It was a sharp and withering political attack that is likely to haunt interim Suffolk County DA Kevin Hayden at least until the Sept. 6 Democratic Primary. Following the lead of rival for DA Ricardo Arroyo, eight current elected officials called on Hayden to resign.

The attack sprang from a page 1 Boston Sunday Globe story contending that Hayden had failed to prosecute a white transit police officer who, a year ago, was accused of menacing a Hispanic motorist with a gun.

The political hit — openly and effectively orchestrated by Hayden's opponent, Arroyo — charged that the DA was engaged in a cover-up of questionable police activity.

If that were as far as it went, one might chalk it up to a classic case of Boston political hard ball: someone drops a dime to the Globe, New England's largest paper publishes a blockbuster suggesting that the interim DA (appointed by Gov. Charlie Baker) was playing by old clubhouse rules and turning a blind eye to possible police abuse.

For his part, Hayden says the police-abuse case is still open.
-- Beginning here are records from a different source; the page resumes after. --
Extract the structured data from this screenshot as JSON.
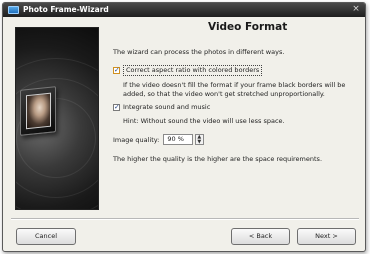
{
  "window": {
    "title": "Photo Frame-Wizard",
    "close_glyph": "×"
  },
  "page": {
    "heading": "Video Format",
    "intro": "The wizard can process the photos in different ways.",
    "option_borders": {
      "label": "Correct aspect ratio with colored borders",
      "checked": true,
      "note": "If the video doesn't fill the format if your frame black borders will be added, so that the video won't get stretched unproportionally."
    },
    "option_sound": {
      "label": "Integrate sound and music",
      "checked": true,
      "note": "Hint: Without sound the video will use less space."
    },
    "quality": {
      "label": "Image quality:",
      "value": "90 %"
    },
    "closing": "The higher the quality is the higher are the space requirements."
  },
  "buttons": {
    "cancel": "Cancel",
    "back": "< Back",
    "next": "Next >"
  }
}
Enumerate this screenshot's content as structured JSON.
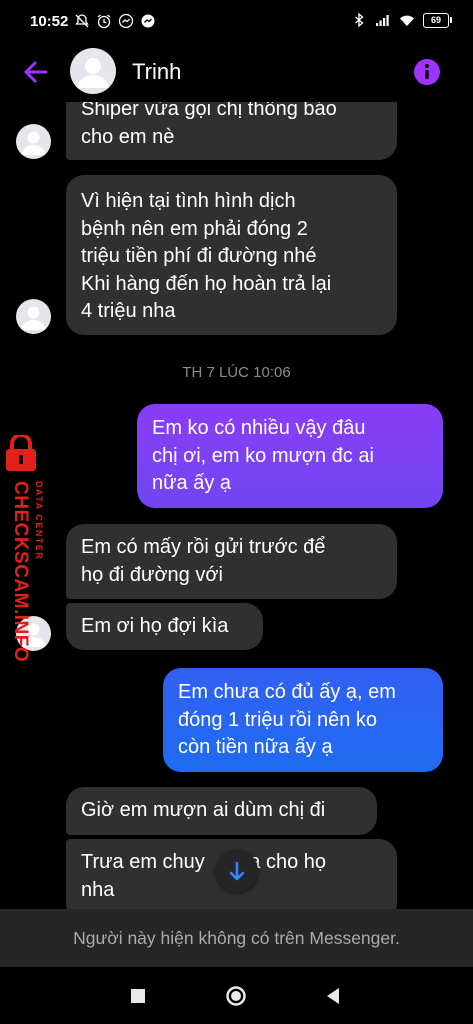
{
  "status_bar": {
    "time": "10:52",
    "battery": "69",
    "icons_left": [
      "mute-icon",
      "alarm-icon",
      "messenger-icon",
      "messenger-icon"
    ],
    "icons_right": [
      "bluetooth-icon",
      "signal-icon",
      "wifi-icon",
      "battery-icon"
    ]
  },
  "header": {
    "contact_name": "Trinh",
    "accent_color": "#a033ff"
  },
  "messages": [
    {
      "id": "m1",
      "dir": "in",
      "text": "Shiper vừa gọi chị thông báo\ncho em nè"
    },
    {
      "id": "m2",
      "dir": "in",
      "text": "Vì hiện tại tình hình dịch\nbệnh nên em phải đóng 2\ntriệu tiền phí đi đường nhé\nKhi hàng đến họ hoàn trả lại\n4 triệu nha"
    },
    {
      "id": "ts1",
      "dir": "timestamp",
      "text": "TH 7 LÚC 10:06"
    },
    {
      "id": "m3",
      "dir": "out",
      "text": "Em ko có nhiều vậy đâu\nchị ơi, em ko mượn đc ai\nnữa ấy ạ"
    },
    {
      "id": "m4",
      "dir": "in",
      "text": "Em có mấy rồi gửi trước để\nhọ đi đường với"
    },
    {
      "id": "m5",
      "dir": "in",
      "text": "Em ơi họ đợi kìa"
    },
    {
      "id": "m6",
      "dir": "out",
      "text": "Em chưa có đủ ấy ạ, em\nđóng 1 triệu rồi nên ko\ncòn tiền nữa ấy ạ"
    },
    {
      "id": "m7",
      "dir": "in",
      "text": "Giờ em mượn ai dùm chị đi"
    },
    {
      "id": "m8",
      "dir": "in",
      "text": "Trưa em chuy    qua cho họ\nnha"
    }
  ],
  "watermark": {
    "brand": "CHECKSCAM.INFO",
    "tagline": "DATA CENTER",
    "color": "#e0201b"
  },
  "footer": {
    "notice": "Người này hiện không có trên Messenger."
  },
  "colors": {
    "incoming_bubble": "#303030",
    "outgoing_gradient_top": "#8a3cf5",
    "outgoing_gradient_bottom": "#1e6cf0",
    "timestamp": "#8a8d91"
  }
}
He announced Wednesday afternoon that his office is opening grand jury investigation into the incident. But that appears to beg the question, why not earlier? The Transit Police want it prosecuted. The officer in question and his defense lawyer have, according to the Globe, contributed to Hayden's campaign — contributions he promised to return. And another transit officer resigned over the case. In what the Globe termed a "rebuke" to Hayden, the Transit Police Wednesday called for an independent investigation free from DA influence.

What gave Arroyo's charge traction was that it was endorsed by the eight elected office holders — all certified progressives — who, in effect, said that Hayden, a well-respected former prosecutor, and defense attorney, was unfit to serve as DA.

Cementing the slam against Hayden was Mayor Michelle Wu, Boston's progressive doyenne — who may not have called for Hayden to step down, but made it abundantly clear that Arroyo was her pick for DA.

Boston's progressive moment coalesced in 2018 when voters sent former Boston City Councilor Ayanna Pressley to Congress and elected Rachael Rollins DA. (It was Rollins' elevation to become U.S. Attorney for Massachusetts that created the opportunity for Baker to put Hayden in the DA seat.)

Rollins and Pressley are Black and progressive, and the core of their voters helped power Wu, an Asian-American woman, to the mayoralty — all offices typically held by white men.
Arroyo has clearly tapped into the core of that energy.

Two questions remain: 1) How will voters decide on primary day? 2) Who dropped the dime to the Globe?

This analysis originally appeared in GBH News' Politics newsletter. Want more? Subscribe now!